• _Exercise details_
The answer must consist of every line from the data that holds the string "JSON".

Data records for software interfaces
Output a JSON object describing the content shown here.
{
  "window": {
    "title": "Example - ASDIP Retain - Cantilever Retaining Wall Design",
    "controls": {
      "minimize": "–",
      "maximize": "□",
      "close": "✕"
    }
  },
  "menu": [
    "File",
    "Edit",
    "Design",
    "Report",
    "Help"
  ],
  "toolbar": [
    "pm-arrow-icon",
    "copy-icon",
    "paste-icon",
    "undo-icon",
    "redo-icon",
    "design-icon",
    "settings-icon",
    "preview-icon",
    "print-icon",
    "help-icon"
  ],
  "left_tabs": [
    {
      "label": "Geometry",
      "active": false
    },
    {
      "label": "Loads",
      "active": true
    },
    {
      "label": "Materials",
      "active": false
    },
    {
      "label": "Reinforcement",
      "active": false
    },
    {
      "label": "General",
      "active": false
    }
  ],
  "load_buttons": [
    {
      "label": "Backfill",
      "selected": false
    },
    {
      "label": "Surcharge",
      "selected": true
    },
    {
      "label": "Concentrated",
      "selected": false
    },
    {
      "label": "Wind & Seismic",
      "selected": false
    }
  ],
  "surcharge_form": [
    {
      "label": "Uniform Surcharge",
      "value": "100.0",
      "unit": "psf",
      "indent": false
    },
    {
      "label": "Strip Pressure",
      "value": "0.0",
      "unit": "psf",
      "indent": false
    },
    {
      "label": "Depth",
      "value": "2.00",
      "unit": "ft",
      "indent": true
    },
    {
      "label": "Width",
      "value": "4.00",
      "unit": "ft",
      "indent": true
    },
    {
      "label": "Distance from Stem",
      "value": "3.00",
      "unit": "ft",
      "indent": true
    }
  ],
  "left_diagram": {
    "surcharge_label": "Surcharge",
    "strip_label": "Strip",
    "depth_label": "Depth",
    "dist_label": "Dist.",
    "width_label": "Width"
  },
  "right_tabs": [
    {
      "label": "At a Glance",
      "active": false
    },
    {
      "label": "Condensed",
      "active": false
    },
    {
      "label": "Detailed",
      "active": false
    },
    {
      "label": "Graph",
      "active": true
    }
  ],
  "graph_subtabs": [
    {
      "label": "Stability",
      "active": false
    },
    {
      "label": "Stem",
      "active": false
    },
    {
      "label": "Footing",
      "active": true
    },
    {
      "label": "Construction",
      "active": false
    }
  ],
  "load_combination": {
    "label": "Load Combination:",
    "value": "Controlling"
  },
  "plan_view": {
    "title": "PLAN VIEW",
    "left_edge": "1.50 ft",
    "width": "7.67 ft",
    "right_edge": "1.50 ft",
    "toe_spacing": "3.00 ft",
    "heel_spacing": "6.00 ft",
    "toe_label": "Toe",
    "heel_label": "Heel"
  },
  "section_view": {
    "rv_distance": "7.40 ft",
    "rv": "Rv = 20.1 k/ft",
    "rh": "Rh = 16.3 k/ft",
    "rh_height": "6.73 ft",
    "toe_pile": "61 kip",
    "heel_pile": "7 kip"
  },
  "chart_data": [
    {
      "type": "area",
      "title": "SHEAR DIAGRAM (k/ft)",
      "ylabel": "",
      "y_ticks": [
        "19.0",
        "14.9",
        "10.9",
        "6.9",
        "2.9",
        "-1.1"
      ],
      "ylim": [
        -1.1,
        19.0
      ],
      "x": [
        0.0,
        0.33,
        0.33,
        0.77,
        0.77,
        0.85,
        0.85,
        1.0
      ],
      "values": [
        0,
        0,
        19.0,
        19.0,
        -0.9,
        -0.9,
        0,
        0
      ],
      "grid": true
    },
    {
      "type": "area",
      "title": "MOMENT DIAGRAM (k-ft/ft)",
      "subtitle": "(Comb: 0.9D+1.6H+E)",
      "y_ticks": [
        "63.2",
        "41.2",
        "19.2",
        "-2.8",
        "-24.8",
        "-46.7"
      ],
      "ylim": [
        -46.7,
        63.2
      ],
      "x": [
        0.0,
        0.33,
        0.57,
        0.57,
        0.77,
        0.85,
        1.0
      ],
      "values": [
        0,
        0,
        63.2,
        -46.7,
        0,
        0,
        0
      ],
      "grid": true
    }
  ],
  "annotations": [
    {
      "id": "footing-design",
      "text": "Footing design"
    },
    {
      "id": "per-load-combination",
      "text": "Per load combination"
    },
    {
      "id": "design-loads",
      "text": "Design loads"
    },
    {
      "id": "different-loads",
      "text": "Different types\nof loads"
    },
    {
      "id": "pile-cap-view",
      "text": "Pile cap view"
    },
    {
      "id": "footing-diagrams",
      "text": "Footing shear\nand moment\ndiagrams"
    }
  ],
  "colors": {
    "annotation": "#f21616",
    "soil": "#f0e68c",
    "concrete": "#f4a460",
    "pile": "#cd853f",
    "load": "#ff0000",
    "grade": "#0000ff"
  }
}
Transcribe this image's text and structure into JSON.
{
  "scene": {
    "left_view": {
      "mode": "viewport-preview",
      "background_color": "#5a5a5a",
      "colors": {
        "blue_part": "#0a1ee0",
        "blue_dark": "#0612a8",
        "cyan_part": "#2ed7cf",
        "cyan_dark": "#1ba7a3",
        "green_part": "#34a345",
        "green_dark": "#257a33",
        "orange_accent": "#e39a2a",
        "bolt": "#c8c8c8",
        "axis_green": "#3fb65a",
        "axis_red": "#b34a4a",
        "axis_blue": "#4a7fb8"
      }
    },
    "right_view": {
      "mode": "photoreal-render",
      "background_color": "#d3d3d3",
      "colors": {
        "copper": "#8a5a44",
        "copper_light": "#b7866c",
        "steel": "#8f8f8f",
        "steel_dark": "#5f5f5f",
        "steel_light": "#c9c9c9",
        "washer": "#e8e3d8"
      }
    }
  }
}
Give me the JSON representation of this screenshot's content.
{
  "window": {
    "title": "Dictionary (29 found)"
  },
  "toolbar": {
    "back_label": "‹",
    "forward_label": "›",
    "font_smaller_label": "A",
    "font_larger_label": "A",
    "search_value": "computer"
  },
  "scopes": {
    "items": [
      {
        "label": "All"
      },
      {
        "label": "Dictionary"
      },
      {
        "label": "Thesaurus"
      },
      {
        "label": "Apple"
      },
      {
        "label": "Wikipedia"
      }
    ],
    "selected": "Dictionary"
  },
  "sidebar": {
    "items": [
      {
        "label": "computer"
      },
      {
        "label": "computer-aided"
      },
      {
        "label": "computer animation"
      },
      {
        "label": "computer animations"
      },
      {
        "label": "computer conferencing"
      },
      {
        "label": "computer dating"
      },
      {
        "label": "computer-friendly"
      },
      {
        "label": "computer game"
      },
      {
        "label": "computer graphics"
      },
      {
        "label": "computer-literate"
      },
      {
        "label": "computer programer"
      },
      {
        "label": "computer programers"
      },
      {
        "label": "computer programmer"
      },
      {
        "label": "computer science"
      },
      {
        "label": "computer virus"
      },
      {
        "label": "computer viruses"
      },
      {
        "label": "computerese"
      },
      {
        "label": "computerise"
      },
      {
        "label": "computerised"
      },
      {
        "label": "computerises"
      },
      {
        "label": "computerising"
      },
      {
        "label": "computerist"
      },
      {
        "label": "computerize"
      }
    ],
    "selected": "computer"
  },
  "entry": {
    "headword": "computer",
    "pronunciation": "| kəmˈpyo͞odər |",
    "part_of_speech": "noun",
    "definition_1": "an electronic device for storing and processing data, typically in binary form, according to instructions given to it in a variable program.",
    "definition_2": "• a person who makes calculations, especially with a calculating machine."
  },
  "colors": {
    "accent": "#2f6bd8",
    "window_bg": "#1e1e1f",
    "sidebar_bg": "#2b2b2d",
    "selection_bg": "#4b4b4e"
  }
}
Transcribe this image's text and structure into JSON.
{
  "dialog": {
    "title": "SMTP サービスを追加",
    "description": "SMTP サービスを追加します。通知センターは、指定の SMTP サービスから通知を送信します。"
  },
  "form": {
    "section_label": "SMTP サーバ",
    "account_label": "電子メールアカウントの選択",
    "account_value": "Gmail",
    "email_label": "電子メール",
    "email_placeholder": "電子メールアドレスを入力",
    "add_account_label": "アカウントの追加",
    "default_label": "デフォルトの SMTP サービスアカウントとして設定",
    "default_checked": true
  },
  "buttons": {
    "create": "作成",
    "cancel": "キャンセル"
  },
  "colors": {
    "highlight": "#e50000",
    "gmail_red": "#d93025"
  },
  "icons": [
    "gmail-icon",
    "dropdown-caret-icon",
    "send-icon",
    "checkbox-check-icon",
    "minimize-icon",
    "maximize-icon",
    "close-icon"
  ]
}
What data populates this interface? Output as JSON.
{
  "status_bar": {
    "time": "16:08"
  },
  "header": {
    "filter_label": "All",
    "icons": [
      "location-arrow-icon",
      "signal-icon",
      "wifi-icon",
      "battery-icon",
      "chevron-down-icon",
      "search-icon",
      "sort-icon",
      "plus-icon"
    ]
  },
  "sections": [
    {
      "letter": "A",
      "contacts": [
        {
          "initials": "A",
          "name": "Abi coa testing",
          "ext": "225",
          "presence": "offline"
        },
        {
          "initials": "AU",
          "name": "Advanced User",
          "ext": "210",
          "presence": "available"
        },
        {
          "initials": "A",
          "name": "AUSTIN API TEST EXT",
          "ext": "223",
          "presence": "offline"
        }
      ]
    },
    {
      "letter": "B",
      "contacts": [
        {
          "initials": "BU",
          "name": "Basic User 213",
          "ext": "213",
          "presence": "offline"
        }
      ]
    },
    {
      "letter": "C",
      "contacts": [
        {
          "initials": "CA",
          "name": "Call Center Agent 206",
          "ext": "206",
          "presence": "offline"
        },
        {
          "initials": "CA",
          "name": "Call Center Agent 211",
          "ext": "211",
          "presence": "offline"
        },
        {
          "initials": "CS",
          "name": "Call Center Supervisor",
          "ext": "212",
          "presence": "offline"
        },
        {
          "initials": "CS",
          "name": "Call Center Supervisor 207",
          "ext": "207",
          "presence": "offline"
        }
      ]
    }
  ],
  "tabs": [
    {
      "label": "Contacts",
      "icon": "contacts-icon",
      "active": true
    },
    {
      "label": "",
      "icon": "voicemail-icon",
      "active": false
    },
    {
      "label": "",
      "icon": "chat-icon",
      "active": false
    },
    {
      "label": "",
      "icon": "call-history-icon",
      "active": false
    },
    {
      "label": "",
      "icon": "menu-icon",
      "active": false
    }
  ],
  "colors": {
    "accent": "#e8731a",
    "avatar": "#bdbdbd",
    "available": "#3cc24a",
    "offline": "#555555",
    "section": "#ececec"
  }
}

• _Answer space_
Output a JSON object describing the content shown here.
Transcribe this image's text and structure into JSON.
Give me the JSON representation of this screenshot's content.
Transcribe this image's text and structure into JSON.
What data populates this interface? Output as JSON.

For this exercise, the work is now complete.